→ **Task details**
Please return each record below exactly, with nothing left out.

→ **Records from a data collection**
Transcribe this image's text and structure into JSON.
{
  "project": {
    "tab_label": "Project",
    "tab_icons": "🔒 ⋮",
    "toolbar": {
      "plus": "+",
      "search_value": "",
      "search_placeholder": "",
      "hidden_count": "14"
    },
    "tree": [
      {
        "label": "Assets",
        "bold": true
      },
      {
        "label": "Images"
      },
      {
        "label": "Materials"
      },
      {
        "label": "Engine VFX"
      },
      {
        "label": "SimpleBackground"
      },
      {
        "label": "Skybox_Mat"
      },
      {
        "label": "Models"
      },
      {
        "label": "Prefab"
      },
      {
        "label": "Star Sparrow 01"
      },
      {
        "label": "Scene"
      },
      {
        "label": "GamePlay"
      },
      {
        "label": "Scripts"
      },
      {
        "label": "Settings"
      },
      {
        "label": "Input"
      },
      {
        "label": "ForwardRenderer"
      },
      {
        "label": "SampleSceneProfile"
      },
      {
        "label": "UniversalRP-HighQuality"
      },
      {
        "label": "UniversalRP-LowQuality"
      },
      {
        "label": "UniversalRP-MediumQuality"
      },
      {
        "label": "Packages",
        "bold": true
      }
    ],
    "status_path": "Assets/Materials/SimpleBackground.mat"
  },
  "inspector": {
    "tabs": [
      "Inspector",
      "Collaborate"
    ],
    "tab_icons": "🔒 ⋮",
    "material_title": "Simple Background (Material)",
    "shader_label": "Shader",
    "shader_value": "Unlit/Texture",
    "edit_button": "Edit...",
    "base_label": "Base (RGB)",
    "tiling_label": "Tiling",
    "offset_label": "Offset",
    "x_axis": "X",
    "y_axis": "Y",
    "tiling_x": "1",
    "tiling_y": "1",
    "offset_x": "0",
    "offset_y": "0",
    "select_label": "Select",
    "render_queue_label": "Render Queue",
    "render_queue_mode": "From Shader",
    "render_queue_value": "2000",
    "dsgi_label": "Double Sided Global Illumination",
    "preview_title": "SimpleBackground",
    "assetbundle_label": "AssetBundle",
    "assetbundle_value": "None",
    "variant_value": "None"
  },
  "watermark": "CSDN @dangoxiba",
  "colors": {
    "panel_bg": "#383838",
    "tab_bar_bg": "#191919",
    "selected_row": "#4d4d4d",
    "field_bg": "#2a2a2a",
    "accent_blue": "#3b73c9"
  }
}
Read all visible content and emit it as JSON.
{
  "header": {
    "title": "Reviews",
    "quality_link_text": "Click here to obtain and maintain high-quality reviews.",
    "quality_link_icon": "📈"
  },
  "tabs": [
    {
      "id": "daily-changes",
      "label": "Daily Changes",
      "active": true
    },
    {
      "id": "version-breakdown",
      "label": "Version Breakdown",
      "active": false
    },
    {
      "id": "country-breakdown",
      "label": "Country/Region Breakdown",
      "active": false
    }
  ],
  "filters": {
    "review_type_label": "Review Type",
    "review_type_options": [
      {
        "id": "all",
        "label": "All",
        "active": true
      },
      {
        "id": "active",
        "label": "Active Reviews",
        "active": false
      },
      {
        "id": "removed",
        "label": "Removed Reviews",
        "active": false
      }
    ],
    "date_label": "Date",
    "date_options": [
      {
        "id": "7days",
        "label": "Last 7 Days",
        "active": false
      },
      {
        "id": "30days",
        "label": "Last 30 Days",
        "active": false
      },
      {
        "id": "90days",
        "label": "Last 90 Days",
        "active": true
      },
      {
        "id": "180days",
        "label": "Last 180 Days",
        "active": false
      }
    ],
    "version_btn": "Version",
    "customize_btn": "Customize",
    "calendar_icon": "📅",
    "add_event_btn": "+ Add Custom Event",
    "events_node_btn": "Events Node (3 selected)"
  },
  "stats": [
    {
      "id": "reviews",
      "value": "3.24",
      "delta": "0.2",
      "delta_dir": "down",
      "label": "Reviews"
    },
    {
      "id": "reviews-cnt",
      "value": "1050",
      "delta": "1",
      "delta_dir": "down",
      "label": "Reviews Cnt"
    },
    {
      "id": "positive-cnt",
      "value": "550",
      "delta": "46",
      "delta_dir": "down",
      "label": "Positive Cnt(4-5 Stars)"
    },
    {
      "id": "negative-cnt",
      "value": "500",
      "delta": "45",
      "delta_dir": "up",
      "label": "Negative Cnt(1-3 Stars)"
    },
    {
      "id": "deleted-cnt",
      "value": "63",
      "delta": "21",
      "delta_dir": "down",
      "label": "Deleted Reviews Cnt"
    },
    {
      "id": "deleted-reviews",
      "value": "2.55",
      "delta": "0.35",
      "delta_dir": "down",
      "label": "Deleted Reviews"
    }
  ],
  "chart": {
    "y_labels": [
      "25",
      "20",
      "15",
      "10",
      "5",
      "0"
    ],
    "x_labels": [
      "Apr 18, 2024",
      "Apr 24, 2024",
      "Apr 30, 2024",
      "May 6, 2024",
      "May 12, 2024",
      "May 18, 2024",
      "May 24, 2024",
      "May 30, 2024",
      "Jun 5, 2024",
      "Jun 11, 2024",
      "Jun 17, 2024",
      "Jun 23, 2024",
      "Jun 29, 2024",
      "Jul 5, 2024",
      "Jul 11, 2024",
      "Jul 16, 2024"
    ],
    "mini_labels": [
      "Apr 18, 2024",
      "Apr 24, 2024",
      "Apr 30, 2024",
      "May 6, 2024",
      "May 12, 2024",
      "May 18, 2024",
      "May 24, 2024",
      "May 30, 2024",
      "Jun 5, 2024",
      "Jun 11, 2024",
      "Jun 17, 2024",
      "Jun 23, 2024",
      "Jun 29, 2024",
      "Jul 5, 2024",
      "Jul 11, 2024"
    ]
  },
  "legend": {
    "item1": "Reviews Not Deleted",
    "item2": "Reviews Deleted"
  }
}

→ **Solved problem**
Transcribe this image's text and structure into JSON.
{
  "project": {
    "tab_label": "Project",
    "tab_icons": "🔒 ⋮",
    "toolbar": {
      "plus": "+",
      "search_value": "",
      "search_placeholder": "",
      "hidden_count": "14"
    },
    "tree": [
      {
        "label": "Assets",
        "bold": true
      },
      {
        "label": "Images"
      },
      {
        "label": "Materials"
      },
      {
        "label": "Engine VFX"
      },
      {
        "label": "SimpleBackground"
      },
      {
        "label": "Skybox_Mat"
      },
      {
        "label": "Models"
      },
      {
        "label": "Prefab"
      },
      {
        "label": "Star Sparrow 01"
      },
      {
        "label": "Scene"
      },
      {
        "label": "GamePlay"
      },
      {
        "label": "Scripts"
      },
      {
        "label": "Settings"
      },
      {
        "label": "Input"
      },
      {
        "label": "ForwardRenderer"
      },
      {
        "label": "SampleSceneProfile"
      },
      {
        "label": "UniversalRP-HighQuality"
      },
      {
        "label": "UniversalRP-LowQuality"
      },
      {
        "label": "UniversalRP-MediumQuality"
      },
      {
        "label": "Packages",
        "bold": true
      }
    ],
    "status_path": "Assets/Materials/SimpleBackground.mat"
  },
  "inspector": {
    "tabs": [
      "Inspector",
      "Collaborate"
    ],
    "tab_icons": "🔒 ⋮",
    "material_title": "Simple Background (Material)",
    "shader_label": "Shader",
    "shader_value": "Unlit/Texture",
    "edit_button": "Edit...",
    "base_label": "Base (RGB)",
    "tiling_label": "Tiling",
    "offset_label": "Offset",
    "x_axis": "X",
    "y_axis": "Y",
    "tiling_x": "1",
    "tiling_y": "1",
    "offset_x": "0",
    "offset_y": "0",
    "select_label": "Select",
    "render_queue_label": "Render Queue",
    "render_queue_mode": "From Shader",
    "render_queue_value": "2000",
    "dsgi_label": "Double Sided Global Illumination",
    "preview_title": "SimpleBackground",
    "assetbundle_label": "AssetBundle",
    "assetbundle_value": "None",
    "variant_value": "None"
  },
  "watermark": "CSDN @dangoxiba",
  "colors": {
    "panel_bg": "#383838",
    "tab_bar_bg": "#191919",
    "selected_row": "#4d4d4d",
    "field_bg": "#2a2a2a",
    "accent_blue": "#3b73c9"
  }
}
Read all visible content and emit it as JSON.
{
  "header": {
    "title": "Reviews",
    "quality_link_text": "Click here to obtain and maintain high-quality reviews.",
    "quality_link_icon": "📈"
  },
  "tabs": [
    {
      "id": "daily-changes",
      "label": "Daily Changes",
      "active": true
    },
    {
      "id": "version-breakdown",
      "label": "Version Breakdown",
      "active": false
    },
    {
      "id": "country-breakdown",
      "label": "Country/Region Breakdown",
      "active": false
    }
  ],
  "filters": {
    "review_type_label": "Review Type",
    "review_type_options": [
      {
        "id": "all",
        "label": "All",
        "active": true
      },
      {
        "id": "active",
        "label": "Active Reviews",
        "active": false
      },
      {
        "id": "removed",
        "label": "Removed Reviews",
        "active": false
      }
    ],
    "date_label": "Date",
    "date_options": [
      {
        "id": "7days",
        "label": "Last 7 Days",
        "active": false
      },
      {
        "id": "30days",
        "label": "Last 30 Days",
        "active": false
      },
      {
        "id": "90days",
        "label": "Last 90 Days",
        "active": true
      },
      {
        "id": "180days",
        "label": "Last 180 Days",
        "active": false
      }
    ],
    "version_btn": "Version",
    "customize_btn": "Customize",
    "calendar_icon": "📅",
    "add_event_btn": "+ Add Custom Event",
    "events_node_btn": "Events Node (3 selected)"
  },
  "stats": [
    {
      "id": "reviews",
      "value": "3.24",
      "delta": "0.2",
      "delta_dir": "down",
      "label": "Reviews"
    },
    {
      "id": "reviews-cnt",
      "value": "1050",
      "delta": "1",
      "delta_dir": "down",
      "label": "Reviews Cnt"
    },
    {
      "id": "positive-cnt",
      "value": "550",
      "delta": "46",
      "delta_dir": "down",
      "label": "Positive Cnt(4-5 Stars)"
    },
    {
      "id": "negative-cnt",
      "value": "500",
      "delta": "45",
      "delta_dir": "up",
      "label": "Negative Cnt(1-3 Stars)"
    },
    {
      "id": "deleted-cnt",
      "value": "63",
      "delta": "21",
      "delta_dir": "down",
      "label": "Deleted Reviews Cnt"
    },
    {
      "id": "deleted-reviews",
      "value": "2.55",
      "delta": "0.35",
      "delta_dir": "down",
      "label": "Deleted Reviews"
    }
  ],
  "chart": {
    "y_labels": [
      "25",
      "20",
      "15",
      "10",
      "5",
      "0"
    ],
    "x_labels": [
      "Apr 18, 2024",
      "Apr 24, 2024",
      "Apr 30, 2024",
      "May 6, 2024",
      "May 12, 2024",
      "May 18, 2024",
      "May 24, 2024",
      "May 30, 2024",
      "Jun 5, 2024",
      "Jun 11, 2024",
      "Jun 17, 2024",
      "Jun 23, 2024",
      "Jun 29, 2024",
      "Jul 5, 2024",
      "Jul 11, 2024",
      "Jul 16, 2024"
    ],
    "mini_labels": [
      "Apr 18, 2024",
      "Apr 24, 2024",
      "Apr 30, 2024",
      "May 6, 2024",
      "May 12, 2024",
      "May 18, 2024",
      "May 24, 2024",
      "May 30, 2024",
      "Jun 5, 2024",
      "Jun 11, 2024",
      "Jun 17, 2024",
      "Jun 23, 2024",
      "Jun 29, 2024",
      "Jul 5, 2024",
      "Jul 11, 2024"
    ]
  },
  "legend": {
    "item1": "Reviews Not Deleted",
    "item2": "Reviews Deleted"
  }
}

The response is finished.